++++ DATA

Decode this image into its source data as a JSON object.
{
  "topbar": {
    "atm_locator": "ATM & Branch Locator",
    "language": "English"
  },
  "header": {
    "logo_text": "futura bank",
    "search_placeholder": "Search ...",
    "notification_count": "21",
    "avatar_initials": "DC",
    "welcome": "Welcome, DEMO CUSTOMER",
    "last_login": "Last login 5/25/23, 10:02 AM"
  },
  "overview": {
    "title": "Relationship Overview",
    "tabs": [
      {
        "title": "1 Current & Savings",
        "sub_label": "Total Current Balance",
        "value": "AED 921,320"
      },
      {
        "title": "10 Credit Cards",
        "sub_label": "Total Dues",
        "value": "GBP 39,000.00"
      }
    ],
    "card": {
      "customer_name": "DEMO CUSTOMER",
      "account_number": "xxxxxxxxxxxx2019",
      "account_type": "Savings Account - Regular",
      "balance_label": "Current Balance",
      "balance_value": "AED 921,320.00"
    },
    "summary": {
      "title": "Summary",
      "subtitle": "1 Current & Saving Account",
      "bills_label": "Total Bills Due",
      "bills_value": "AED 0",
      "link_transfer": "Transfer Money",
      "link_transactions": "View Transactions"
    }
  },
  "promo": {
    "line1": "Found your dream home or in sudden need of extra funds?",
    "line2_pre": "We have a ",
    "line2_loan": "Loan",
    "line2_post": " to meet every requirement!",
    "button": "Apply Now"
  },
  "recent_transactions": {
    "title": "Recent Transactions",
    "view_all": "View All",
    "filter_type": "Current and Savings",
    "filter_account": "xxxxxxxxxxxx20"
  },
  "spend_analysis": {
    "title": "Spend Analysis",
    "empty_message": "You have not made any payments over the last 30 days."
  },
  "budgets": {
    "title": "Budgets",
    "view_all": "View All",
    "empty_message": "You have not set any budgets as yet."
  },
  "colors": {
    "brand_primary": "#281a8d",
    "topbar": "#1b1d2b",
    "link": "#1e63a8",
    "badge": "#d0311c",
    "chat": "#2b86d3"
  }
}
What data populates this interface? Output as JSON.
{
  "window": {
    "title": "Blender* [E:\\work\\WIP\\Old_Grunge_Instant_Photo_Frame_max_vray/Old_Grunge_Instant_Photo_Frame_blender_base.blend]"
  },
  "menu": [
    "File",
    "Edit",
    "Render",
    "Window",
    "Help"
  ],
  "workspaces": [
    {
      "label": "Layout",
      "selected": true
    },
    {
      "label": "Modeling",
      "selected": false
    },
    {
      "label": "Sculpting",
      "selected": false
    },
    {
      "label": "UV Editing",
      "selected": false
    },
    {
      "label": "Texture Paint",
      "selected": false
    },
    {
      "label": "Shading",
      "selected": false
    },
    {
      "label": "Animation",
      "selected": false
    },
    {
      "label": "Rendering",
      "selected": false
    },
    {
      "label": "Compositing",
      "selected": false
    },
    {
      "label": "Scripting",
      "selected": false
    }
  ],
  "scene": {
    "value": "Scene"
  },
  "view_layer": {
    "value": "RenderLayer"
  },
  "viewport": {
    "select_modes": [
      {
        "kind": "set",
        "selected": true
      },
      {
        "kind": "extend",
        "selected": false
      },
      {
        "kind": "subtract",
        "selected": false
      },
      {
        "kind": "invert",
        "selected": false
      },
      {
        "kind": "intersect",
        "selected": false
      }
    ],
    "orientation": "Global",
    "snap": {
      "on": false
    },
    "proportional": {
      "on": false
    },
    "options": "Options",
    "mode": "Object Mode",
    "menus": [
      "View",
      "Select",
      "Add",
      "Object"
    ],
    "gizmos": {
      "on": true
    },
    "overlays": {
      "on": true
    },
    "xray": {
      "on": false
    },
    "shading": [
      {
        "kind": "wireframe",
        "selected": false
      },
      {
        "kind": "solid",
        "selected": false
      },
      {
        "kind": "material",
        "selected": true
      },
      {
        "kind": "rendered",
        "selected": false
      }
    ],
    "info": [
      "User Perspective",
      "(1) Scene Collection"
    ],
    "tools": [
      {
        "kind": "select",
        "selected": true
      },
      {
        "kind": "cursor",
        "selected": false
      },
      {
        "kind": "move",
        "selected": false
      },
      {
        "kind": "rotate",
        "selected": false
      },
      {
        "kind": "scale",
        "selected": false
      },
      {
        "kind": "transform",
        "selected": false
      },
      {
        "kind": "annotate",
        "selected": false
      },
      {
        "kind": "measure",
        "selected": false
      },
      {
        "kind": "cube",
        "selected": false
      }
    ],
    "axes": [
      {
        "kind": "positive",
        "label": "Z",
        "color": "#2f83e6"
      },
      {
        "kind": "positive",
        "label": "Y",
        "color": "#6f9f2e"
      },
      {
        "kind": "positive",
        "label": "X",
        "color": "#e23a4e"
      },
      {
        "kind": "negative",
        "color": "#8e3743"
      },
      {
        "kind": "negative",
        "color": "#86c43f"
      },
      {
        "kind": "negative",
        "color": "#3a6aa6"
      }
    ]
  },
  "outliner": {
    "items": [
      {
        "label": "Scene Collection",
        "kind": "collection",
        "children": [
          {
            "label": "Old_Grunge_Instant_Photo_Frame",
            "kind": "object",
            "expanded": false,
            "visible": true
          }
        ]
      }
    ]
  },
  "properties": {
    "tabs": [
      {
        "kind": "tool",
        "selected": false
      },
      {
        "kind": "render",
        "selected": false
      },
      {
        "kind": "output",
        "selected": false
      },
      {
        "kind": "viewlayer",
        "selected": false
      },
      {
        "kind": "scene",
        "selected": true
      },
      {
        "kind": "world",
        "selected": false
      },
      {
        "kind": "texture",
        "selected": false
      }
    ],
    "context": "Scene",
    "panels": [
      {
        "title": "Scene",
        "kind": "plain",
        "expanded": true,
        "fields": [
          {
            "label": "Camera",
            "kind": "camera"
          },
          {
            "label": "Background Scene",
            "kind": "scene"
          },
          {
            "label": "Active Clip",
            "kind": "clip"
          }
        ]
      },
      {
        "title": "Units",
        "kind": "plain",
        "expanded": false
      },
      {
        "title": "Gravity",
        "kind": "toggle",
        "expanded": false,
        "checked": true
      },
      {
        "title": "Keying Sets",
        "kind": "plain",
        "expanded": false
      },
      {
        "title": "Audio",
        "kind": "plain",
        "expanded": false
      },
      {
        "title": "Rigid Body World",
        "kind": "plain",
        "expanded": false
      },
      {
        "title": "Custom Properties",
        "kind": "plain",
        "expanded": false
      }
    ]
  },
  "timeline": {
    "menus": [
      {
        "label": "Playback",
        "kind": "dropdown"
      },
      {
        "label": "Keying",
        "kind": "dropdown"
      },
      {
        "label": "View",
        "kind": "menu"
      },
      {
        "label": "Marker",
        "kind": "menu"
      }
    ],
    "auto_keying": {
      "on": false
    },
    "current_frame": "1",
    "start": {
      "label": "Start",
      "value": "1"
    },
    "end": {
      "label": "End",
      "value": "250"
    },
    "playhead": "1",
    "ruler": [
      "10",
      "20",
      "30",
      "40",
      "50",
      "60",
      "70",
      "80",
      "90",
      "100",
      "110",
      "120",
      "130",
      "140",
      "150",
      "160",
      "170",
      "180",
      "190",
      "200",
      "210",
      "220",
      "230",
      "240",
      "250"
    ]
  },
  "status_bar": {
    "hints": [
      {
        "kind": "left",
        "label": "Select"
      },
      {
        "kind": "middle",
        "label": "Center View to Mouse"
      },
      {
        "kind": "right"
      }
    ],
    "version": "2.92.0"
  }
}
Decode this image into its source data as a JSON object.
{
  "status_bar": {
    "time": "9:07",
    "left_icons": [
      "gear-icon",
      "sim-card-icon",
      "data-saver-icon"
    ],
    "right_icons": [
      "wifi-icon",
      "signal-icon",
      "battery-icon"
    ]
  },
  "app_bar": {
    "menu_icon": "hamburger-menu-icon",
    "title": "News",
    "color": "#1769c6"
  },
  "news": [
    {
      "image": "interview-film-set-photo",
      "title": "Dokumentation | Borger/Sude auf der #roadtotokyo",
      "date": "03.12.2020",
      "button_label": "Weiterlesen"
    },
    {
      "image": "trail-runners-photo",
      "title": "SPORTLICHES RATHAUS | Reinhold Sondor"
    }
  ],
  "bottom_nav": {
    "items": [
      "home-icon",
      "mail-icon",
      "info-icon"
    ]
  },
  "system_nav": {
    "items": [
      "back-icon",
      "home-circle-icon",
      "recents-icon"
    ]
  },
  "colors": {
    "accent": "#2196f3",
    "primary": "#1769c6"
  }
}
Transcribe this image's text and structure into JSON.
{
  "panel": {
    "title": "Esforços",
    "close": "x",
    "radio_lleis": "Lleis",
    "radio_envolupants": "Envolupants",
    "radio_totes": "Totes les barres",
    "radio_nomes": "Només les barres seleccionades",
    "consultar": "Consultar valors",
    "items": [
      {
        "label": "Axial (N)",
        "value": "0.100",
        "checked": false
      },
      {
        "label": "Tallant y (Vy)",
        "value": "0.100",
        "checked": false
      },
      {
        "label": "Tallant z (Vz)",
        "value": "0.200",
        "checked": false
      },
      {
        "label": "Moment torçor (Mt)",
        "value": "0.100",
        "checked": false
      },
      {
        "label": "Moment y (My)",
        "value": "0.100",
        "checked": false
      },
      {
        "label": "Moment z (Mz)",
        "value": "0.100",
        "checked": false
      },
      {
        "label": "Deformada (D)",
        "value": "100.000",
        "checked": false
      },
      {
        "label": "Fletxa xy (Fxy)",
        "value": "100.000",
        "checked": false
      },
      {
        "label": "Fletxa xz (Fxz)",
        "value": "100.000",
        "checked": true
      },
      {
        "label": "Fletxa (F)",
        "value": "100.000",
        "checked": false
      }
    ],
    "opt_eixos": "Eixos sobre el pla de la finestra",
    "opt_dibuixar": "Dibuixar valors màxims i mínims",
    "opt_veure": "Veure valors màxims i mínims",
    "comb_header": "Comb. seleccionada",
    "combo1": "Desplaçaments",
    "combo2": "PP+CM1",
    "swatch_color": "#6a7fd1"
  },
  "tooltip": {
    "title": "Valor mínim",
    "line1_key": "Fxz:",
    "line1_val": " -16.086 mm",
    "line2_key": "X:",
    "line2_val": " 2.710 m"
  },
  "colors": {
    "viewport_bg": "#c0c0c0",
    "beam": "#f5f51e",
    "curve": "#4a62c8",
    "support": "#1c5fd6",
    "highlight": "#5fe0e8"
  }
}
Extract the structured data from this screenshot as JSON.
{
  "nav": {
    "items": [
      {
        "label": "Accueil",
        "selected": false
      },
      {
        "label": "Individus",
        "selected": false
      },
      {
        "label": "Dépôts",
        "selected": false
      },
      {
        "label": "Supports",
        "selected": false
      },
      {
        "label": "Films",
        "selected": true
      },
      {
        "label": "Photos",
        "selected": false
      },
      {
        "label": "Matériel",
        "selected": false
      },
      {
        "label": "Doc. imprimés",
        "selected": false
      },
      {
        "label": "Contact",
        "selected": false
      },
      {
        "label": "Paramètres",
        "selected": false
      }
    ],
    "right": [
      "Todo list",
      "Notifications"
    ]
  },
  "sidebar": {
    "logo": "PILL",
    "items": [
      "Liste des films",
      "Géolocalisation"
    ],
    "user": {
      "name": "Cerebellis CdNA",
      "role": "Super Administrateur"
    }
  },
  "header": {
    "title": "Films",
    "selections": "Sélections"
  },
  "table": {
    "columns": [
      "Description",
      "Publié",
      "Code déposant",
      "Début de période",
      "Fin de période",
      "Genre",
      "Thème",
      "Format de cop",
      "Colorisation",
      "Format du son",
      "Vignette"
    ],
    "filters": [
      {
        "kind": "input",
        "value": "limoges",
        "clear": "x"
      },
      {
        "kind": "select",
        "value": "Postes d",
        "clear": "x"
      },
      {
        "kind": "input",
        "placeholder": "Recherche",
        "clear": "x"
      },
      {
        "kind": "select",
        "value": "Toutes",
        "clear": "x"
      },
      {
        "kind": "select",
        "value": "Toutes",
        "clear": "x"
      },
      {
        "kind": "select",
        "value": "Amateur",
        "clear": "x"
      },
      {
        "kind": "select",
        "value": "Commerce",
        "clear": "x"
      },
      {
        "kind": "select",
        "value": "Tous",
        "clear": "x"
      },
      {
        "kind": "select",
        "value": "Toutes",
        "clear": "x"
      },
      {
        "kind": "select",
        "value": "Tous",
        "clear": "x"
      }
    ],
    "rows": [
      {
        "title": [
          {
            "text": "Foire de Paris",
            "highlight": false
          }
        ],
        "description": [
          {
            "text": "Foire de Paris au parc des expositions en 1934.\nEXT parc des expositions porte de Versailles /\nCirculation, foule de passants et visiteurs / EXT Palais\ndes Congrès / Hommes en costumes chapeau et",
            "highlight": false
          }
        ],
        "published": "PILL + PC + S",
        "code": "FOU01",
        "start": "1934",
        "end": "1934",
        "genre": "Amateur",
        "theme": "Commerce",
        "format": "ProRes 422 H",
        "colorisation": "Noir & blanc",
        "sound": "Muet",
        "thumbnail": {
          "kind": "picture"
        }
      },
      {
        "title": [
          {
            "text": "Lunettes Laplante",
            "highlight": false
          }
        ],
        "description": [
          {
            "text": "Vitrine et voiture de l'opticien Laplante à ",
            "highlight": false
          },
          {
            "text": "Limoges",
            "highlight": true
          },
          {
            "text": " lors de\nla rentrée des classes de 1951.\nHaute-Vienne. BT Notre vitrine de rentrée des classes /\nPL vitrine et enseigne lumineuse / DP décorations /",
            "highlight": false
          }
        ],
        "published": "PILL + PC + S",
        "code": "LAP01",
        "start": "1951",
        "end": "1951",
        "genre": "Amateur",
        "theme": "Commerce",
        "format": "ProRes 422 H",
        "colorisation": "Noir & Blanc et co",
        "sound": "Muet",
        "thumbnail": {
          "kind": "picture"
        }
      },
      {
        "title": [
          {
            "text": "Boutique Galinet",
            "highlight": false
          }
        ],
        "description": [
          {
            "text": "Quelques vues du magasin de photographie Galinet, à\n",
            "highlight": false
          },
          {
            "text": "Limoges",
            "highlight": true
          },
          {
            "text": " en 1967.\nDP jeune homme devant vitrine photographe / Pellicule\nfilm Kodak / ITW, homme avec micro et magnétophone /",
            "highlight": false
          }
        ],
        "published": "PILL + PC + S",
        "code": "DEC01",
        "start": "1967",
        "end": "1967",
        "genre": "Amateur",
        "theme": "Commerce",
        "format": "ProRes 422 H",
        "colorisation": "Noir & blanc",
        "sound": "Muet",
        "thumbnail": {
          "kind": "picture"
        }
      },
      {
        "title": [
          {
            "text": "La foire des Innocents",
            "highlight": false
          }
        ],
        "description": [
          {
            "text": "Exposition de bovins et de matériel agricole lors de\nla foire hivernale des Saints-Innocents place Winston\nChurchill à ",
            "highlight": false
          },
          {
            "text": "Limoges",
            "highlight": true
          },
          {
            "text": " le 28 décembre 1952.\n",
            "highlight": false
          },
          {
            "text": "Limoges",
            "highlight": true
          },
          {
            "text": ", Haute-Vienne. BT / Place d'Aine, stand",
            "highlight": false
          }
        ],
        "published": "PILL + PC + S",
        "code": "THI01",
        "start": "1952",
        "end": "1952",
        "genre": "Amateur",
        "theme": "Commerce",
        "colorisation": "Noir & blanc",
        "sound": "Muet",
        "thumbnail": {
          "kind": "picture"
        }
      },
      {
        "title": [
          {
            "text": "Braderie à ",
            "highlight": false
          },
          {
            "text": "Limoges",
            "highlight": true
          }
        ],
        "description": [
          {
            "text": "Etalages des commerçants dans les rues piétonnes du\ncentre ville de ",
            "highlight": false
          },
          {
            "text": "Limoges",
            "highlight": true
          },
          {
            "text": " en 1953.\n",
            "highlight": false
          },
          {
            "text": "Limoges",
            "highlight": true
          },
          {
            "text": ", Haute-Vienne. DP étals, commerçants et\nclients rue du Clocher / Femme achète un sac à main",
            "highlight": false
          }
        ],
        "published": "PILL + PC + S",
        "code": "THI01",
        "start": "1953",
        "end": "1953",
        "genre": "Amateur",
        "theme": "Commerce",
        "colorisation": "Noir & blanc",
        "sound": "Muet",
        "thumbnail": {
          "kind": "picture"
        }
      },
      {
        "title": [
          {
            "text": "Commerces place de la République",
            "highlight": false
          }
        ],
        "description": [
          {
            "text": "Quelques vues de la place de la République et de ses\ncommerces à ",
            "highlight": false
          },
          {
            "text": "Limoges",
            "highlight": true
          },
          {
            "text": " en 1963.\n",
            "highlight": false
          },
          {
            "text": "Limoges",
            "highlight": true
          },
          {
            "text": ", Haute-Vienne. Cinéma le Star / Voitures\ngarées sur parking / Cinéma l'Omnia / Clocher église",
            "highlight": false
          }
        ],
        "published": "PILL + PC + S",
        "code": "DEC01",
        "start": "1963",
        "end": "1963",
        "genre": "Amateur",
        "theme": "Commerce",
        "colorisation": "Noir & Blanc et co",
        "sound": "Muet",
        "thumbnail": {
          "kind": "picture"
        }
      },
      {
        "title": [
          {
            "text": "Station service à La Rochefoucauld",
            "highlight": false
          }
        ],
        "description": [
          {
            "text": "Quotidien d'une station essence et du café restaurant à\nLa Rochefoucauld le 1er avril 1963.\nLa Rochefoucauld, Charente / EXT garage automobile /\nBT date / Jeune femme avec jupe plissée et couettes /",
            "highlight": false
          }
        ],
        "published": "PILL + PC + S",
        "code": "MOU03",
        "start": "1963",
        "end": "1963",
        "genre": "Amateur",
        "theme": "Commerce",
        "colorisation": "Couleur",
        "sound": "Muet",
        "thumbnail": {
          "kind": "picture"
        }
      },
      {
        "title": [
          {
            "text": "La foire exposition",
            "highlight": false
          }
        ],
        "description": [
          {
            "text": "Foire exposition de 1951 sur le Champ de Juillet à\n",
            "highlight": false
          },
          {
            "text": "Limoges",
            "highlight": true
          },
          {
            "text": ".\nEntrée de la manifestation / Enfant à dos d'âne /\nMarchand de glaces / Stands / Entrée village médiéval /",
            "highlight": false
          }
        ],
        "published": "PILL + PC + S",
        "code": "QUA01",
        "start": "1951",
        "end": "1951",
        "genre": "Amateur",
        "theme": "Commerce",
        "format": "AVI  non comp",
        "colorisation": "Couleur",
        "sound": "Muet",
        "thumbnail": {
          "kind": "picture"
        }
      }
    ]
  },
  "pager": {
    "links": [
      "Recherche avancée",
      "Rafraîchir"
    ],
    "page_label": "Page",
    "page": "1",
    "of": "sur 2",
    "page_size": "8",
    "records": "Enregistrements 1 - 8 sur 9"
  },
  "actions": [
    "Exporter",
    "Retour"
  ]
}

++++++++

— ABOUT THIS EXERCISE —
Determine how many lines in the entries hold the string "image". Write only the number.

— RESULT OF THE EXERCISE —
5